Exercise inputs:
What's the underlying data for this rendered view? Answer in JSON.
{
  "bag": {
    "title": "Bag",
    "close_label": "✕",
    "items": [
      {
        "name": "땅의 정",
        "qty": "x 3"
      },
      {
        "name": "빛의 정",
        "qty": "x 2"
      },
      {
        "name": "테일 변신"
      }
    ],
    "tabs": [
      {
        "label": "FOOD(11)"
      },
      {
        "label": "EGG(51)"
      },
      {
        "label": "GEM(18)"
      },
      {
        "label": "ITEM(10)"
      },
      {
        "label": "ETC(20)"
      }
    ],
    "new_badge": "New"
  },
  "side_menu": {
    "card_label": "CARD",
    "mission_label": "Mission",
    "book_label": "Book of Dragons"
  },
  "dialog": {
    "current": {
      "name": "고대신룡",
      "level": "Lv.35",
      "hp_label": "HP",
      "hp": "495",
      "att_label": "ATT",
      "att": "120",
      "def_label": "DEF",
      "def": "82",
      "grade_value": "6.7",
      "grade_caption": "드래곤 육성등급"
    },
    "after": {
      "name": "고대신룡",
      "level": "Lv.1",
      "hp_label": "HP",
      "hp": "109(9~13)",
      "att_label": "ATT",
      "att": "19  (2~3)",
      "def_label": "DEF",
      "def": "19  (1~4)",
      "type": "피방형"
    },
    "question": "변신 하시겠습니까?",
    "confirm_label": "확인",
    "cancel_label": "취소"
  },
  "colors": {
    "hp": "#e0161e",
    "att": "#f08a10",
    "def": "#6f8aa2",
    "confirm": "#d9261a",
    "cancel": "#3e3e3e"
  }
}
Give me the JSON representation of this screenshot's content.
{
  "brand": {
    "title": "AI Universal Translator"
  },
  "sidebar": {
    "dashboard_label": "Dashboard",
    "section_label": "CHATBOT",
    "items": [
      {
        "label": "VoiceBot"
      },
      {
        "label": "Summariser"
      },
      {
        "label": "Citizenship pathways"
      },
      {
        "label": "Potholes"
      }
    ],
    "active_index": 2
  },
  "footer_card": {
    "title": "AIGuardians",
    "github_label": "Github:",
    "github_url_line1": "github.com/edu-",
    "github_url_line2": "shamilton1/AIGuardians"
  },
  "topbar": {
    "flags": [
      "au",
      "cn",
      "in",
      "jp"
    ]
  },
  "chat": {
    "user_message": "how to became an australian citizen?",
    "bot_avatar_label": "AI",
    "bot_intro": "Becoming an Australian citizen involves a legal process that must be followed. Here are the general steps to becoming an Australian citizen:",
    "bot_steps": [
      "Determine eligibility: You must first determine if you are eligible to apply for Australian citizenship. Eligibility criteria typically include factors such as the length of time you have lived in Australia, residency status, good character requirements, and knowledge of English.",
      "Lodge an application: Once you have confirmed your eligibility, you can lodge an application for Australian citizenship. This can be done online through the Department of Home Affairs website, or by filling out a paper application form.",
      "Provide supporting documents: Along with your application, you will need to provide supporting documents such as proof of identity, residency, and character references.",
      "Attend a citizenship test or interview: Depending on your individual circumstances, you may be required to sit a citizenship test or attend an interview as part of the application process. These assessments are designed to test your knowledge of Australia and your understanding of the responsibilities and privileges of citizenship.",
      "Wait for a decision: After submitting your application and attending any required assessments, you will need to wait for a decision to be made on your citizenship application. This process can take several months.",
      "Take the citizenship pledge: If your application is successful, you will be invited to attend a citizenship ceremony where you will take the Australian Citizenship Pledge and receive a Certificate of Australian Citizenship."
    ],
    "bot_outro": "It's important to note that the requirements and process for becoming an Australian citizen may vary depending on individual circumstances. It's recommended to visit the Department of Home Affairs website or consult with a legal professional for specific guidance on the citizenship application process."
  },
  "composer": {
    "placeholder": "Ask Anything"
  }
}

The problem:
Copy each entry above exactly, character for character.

Task solution:
What's the underlying data for this rendered view? Answer in JSON.
{
  "bag": {
    "title": "Bag",
    "close_label": "✕",
    "items": [
      {
        "name": "땅의 정",
        "qty": "x 3"
      },
      {
        "name": "빛의 정",
        "qty": "x 2"
      },
      {
        "name": "테일 변신"
      }
    ],
    "tabs": [
      {
        "label": "FOOD(11)"
      },
      {
        "label": "EGG(51)"
      },
      {
        "label": "GEM(18)"
      },
      {
        "label": "ITEM(10)"
      },
      {
        "label": "ETC(20)"
      }
    ],
    "new_badge": "New"
  },
  "side_menu": {
    "card_label": "CARD",
    "mission_label": "Mission",
    "book_label": "Book of Dragons"
  },
  "dialog": {
    "current": {
      "name": "고대신룡",
      "level": "Lv.35",
      "hp_label": "HP",
      "hp": "495",
      "att_label": "ATT",
      "att": "120",
      "def_label": "DEF",
      "def": "82",
      "grade_value": "6.7",
      "grade_caption": "드래곤 육성등급"
    },
    "after": {
      "name": "고대신룡",
      "level": "Lv.1",
      "hp_label": "HP",
      "hp": "109(9~13)",
      "att_label": "ATT",
      "att": "19  (2~3)",
      "def_label": "DEF",
      "def": "19  (1~4)",
      "type": "피방형"
    },
    "question": "변신 하시겠습니까?",
    "confirm_label": "확인",
    "cancel_label": "취소"
  },
  "colors": {
    "hp": "#e0161e",
    "att": "#f08a10",
    "def": "#6f8aa2",
    "confirm": "#d9261a",
    "cancel": "#3e3e3e"
  }
}
Give me the JSON representation of this screenshot's content.
{
  "brand": {
    "title": "AI Universal Translator"
  },
  "sidebar": {
    "dashboard_label": "Dashboard",
    "section_label": "CHATBOT",
    "items": [
      {
        "label": "VoiceBot"
      },
      {
        "label": "Summariser"
      },
      {
        "label": "Citizenship pathways"
      },
      {
        "label": "Potholes"
      }
    ],
    "active_index": 2
  },
  "footer_card": {
    "title": "AIGuardians",
    "github_label": "Github:",
    "github_url_line1": "github.com/edu-",
    "github_url_line2": "shamilton1/AIGuardians"
  },
  "topbar": {
    "flags": [
      "au",
      "cn",
      "in",
      "jp"
    ]
  },
  "chat": {
    "user_message": "how to became an australian citizen?",
    "bot_avatar_label": "AI",
    "bot_intro": "Becoming an Australian citizen involves a legal process that must be followed. Here are the general steps to becoming an Australian citizen:",
    "bot_steps": [
      "Determine eligibility: You must first determine if you are eligible to apply for Australian citizenship. Eligibility criteria typically include factors such as the length of time you have lived in Australia, residency status, good character requirements, and knowledge of English.",
      "Lodge an application: Once you have confirmed your eligibility, you can lodge an application for Australian citizenship. This can be done online through the Department of Home Affairs website, or by filling out a paper application form.",
      "Provide supporting documents: Along with your application, you will need to provide supporting documents such as proof of identity, residency, and character references.",
      "Attend a citizenship test or interview: Depending on your individual circumstances, you may be required to sit a citizenship test or attend an interview as part of the application process. These assessments are designed to test your knowledge of Australia and your understanding of the responsibilities and privileges of citizenship.",
      "Wait for a decision: After submitting your application and attending any required assessments, you will need to wait for a decision to be made on your citizenship application. This process can take several months.",
      "Take the citizenship pledge: If your application is successful, you will be invited to attend a citizenship ceremony where you will take the Australian Citizenship Pledge and receive a Certificate of Australian Citizenship."
    ],
    "bot_outro": "It's important to note that the requirements and process for becoming an Australian citizen may vary depending on individual circumstances. It's recommended to visit the Department of Home Affairs website or consult with a legal professional for specific guidance on the citizenship application process."
  },
  "composer": {
    "placeholder": "Ask Anything"
  }
}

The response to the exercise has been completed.